So, what’s the big deal? Obispo is the bar the best speaks to Vogler’s ideals — specifically, that we should be drinking spirits with a sense of place, as he discusses in his 2017 book By the Smoke and the Smell. As reported by the San Francisco Chronicle, Obispo serves a small selection of rums that meet Vogler’s philosophy and, all the while, forces customers to engage in rum’s history of colonialism and slavery. That comes through the folk art on the walls, partnerships with the Museum of the African Diaspora and Calle 24 Community Council, and the food menu spotlighting dishes from rum-producing regions, such as jerk chicken and oxtail curry.
In a sense, it’s an anti-tiki cocktail bar. Instead of using industrial spirits hiding under a bevy of sugary fruit juices, Obispo is all about the rum itself — and the decor speaks to real history as opposed to the mishmash of island cultures and fantasy that characterizes tiki.
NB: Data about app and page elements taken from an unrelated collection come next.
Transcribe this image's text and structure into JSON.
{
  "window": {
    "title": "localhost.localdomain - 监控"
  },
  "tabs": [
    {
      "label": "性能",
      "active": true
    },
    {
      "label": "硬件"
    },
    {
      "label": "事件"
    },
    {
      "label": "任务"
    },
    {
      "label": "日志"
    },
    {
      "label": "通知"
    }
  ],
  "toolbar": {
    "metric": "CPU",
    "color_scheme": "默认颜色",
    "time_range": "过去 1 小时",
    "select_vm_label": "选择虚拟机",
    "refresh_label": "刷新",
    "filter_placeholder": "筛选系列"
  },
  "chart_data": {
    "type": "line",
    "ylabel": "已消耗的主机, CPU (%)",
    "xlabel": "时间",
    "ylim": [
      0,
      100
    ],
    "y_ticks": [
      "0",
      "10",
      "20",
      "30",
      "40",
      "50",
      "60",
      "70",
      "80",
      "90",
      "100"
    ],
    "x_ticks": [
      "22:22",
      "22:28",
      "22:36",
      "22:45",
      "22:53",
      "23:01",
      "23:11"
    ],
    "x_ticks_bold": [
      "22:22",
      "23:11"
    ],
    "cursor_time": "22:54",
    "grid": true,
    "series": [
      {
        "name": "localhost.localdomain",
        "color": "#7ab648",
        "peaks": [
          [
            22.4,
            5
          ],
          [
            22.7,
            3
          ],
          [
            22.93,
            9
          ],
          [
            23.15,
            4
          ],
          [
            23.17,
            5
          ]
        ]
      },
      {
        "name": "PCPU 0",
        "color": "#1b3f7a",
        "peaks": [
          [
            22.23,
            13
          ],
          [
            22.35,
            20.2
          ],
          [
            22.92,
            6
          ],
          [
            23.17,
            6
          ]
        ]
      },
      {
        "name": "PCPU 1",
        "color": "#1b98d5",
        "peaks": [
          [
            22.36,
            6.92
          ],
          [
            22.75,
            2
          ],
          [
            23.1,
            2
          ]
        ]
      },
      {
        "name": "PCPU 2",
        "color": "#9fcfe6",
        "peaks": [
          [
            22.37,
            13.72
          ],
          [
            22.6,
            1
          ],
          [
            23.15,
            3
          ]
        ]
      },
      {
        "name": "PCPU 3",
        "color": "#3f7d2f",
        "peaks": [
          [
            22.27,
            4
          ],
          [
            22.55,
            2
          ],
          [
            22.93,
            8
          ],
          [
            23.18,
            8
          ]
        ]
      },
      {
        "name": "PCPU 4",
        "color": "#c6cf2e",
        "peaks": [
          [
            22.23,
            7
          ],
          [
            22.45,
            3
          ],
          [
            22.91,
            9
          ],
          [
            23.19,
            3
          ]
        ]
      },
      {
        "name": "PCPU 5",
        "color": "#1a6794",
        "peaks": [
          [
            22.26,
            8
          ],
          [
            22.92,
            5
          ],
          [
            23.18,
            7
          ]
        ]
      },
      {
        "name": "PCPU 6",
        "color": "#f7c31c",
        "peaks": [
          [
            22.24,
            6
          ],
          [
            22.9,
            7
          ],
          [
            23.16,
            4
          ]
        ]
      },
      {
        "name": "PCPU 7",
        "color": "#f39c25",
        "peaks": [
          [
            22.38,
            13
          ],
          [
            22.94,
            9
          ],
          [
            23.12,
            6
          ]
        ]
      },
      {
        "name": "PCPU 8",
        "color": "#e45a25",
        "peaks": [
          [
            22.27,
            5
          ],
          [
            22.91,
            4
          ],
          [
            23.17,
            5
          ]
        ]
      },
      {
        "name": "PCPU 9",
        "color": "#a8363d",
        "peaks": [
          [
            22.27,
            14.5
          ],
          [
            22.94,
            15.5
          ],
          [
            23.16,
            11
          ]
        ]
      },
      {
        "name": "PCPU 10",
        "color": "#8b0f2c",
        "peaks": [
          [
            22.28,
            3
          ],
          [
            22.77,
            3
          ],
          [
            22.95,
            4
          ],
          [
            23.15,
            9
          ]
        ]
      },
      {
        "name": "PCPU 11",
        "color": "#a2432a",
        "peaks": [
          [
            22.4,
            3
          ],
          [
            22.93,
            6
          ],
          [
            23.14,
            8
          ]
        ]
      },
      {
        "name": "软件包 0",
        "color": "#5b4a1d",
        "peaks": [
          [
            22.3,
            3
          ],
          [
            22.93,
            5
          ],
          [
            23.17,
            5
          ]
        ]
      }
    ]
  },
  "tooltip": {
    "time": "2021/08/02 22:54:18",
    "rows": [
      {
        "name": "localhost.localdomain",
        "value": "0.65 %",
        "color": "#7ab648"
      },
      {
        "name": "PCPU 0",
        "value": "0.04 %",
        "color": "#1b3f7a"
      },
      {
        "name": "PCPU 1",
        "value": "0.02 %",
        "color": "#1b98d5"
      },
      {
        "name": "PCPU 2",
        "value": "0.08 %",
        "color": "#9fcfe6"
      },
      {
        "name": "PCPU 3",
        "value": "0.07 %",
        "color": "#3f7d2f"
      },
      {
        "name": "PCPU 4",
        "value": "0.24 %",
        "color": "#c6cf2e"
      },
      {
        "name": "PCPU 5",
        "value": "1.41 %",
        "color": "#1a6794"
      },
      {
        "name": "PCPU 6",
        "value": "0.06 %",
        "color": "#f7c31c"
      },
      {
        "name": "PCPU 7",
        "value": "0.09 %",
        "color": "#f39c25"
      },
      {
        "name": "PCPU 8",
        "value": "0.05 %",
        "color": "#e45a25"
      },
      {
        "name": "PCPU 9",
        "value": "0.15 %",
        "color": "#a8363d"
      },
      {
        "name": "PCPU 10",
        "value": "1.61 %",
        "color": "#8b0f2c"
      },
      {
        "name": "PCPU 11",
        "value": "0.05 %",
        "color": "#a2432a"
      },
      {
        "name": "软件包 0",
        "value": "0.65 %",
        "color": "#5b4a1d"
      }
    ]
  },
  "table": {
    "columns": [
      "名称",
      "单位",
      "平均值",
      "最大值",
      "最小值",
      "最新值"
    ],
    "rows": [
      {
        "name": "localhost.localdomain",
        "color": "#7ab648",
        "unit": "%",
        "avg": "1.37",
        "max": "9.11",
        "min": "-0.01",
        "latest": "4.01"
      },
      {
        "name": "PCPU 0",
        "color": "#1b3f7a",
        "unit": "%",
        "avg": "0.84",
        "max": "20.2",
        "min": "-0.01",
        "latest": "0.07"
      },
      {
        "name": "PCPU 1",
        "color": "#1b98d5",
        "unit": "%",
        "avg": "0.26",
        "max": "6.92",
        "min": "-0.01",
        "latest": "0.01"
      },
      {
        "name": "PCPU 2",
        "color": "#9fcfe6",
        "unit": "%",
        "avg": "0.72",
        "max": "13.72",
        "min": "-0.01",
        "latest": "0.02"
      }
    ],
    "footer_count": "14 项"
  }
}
See for yourself: Obispo is open daily from 6 p.m. to 2 a.m.